**PROVIDED RECORDS:**

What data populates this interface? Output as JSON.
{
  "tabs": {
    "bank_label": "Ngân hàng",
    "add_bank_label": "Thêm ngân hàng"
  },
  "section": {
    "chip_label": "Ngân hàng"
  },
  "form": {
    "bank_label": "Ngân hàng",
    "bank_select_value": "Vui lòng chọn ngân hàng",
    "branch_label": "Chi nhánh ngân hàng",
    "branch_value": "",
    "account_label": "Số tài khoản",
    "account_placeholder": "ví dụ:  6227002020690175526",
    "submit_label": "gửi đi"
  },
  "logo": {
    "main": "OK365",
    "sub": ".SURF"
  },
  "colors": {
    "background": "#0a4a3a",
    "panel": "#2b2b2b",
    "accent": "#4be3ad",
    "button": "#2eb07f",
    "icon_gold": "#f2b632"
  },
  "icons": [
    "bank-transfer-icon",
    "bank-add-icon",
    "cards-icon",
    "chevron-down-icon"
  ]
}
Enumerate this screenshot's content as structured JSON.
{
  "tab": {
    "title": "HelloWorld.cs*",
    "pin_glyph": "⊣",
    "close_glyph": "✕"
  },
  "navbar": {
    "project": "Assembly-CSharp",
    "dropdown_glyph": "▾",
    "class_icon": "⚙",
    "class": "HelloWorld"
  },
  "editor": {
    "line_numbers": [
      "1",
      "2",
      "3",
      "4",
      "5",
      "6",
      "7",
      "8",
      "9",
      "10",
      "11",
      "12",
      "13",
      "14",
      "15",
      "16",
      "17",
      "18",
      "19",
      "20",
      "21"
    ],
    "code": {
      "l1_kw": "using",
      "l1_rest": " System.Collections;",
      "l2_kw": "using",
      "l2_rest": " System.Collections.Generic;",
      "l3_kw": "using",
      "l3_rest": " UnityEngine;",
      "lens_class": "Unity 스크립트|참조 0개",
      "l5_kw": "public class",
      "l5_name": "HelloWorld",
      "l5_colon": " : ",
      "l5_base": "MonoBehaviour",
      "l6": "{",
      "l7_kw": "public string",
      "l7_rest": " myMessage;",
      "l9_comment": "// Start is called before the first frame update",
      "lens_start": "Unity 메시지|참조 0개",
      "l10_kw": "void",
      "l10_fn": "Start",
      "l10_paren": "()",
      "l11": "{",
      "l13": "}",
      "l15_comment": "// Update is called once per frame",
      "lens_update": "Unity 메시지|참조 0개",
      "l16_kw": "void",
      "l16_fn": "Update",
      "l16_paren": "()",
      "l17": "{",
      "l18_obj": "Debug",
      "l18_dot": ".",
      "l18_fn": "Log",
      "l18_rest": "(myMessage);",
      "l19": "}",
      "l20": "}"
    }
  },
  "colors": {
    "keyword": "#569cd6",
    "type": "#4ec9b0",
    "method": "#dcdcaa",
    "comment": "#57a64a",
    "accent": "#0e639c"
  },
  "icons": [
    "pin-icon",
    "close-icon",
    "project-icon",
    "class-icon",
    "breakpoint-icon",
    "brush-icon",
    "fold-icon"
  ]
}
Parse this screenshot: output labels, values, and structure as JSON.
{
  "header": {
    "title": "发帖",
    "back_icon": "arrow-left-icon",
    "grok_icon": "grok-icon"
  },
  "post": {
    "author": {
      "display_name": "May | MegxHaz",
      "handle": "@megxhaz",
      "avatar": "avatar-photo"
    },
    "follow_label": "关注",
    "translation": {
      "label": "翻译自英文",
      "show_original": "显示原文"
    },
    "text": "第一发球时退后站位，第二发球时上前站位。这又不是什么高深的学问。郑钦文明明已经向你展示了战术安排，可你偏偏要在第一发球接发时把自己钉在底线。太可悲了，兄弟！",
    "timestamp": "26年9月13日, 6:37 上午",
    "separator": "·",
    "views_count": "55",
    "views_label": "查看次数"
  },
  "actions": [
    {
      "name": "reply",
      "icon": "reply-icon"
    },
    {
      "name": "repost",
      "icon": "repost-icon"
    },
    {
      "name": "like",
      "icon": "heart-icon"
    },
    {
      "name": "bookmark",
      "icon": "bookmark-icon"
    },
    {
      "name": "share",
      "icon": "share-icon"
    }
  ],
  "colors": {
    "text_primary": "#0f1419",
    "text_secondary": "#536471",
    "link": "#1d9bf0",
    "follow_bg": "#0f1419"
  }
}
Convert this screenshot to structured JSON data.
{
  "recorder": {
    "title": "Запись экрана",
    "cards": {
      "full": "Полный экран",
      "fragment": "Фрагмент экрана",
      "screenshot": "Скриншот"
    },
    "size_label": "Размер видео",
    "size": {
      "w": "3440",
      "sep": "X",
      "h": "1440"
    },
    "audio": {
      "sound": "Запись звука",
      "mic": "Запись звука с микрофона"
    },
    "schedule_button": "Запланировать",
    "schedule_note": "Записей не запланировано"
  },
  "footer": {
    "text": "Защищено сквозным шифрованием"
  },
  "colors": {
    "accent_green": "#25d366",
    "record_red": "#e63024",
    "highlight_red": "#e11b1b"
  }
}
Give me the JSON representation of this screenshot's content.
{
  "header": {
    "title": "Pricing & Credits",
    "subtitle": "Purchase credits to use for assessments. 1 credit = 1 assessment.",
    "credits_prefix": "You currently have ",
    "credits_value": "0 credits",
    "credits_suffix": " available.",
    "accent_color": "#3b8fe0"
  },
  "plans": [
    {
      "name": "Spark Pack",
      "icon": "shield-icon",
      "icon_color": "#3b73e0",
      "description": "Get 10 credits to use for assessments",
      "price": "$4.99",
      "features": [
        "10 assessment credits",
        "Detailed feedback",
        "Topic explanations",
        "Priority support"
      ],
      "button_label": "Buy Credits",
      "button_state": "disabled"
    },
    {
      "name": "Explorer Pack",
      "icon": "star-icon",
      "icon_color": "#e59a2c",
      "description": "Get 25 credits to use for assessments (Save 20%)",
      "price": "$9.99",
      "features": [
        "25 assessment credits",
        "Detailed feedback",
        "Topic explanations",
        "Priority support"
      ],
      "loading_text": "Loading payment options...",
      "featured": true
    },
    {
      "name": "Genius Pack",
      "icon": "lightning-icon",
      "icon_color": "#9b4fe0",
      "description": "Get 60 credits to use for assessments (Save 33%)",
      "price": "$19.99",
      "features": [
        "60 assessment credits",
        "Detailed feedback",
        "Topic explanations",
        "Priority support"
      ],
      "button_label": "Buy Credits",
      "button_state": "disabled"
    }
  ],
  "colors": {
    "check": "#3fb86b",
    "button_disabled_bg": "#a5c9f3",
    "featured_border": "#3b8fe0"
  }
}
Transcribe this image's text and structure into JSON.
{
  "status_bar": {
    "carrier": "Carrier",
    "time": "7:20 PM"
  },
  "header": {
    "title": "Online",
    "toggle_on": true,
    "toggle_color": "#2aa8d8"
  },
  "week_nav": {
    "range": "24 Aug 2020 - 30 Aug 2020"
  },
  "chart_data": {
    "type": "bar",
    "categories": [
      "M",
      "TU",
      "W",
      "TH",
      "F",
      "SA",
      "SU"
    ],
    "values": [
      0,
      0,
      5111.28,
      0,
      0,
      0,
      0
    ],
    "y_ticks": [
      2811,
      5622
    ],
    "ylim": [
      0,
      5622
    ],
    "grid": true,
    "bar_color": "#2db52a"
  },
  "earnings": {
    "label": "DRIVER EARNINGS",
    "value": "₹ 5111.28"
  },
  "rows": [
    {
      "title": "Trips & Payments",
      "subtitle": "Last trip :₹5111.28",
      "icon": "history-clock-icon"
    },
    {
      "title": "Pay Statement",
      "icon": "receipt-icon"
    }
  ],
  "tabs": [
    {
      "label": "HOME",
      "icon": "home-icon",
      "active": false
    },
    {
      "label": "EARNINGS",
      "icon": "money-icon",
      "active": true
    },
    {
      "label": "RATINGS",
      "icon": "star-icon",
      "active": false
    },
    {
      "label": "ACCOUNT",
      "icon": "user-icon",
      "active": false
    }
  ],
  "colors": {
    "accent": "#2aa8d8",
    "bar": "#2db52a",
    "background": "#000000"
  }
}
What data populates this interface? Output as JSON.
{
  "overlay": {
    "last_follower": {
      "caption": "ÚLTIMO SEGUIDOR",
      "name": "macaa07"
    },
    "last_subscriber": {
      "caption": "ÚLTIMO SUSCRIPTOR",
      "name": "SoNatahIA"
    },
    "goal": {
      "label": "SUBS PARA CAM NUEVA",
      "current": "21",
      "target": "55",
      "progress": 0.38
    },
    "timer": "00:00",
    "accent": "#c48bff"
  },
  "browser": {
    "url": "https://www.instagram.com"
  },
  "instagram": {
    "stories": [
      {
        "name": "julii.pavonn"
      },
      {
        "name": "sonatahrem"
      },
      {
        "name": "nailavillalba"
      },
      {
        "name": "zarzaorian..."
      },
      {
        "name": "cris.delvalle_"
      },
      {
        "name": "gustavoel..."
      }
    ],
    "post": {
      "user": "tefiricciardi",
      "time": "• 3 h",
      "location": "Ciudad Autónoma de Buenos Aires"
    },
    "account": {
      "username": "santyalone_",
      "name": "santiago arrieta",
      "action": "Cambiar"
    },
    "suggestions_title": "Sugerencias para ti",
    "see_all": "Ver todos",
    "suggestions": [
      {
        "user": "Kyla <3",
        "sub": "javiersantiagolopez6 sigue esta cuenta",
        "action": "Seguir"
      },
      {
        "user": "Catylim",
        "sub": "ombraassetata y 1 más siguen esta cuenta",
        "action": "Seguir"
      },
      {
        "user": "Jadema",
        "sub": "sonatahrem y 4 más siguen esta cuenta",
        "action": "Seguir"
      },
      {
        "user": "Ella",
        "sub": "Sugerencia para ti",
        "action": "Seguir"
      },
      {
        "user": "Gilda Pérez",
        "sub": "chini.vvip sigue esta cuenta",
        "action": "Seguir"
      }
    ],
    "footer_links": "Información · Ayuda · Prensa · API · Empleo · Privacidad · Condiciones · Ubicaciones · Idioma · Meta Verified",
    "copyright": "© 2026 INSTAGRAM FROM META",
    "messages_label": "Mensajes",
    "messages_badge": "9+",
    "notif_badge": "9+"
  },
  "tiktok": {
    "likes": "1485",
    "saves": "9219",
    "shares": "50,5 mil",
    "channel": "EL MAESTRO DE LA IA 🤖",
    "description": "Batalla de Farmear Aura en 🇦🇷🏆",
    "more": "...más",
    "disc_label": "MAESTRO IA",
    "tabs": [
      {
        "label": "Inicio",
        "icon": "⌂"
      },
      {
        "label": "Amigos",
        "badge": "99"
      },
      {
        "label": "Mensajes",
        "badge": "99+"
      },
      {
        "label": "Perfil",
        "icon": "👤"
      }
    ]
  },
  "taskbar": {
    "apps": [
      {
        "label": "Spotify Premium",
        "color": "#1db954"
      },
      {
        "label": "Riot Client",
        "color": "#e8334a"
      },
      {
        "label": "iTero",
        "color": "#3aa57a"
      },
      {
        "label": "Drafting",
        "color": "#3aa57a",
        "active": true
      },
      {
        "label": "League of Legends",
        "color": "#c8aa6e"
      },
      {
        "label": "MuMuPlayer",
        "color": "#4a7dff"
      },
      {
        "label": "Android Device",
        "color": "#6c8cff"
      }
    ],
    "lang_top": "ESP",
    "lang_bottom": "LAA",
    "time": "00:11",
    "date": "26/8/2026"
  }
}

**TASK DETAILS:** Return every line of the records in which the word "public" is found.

**TASK SOLUTION:**
      "l5_kw": "public class",
      "l7_kw": "public string",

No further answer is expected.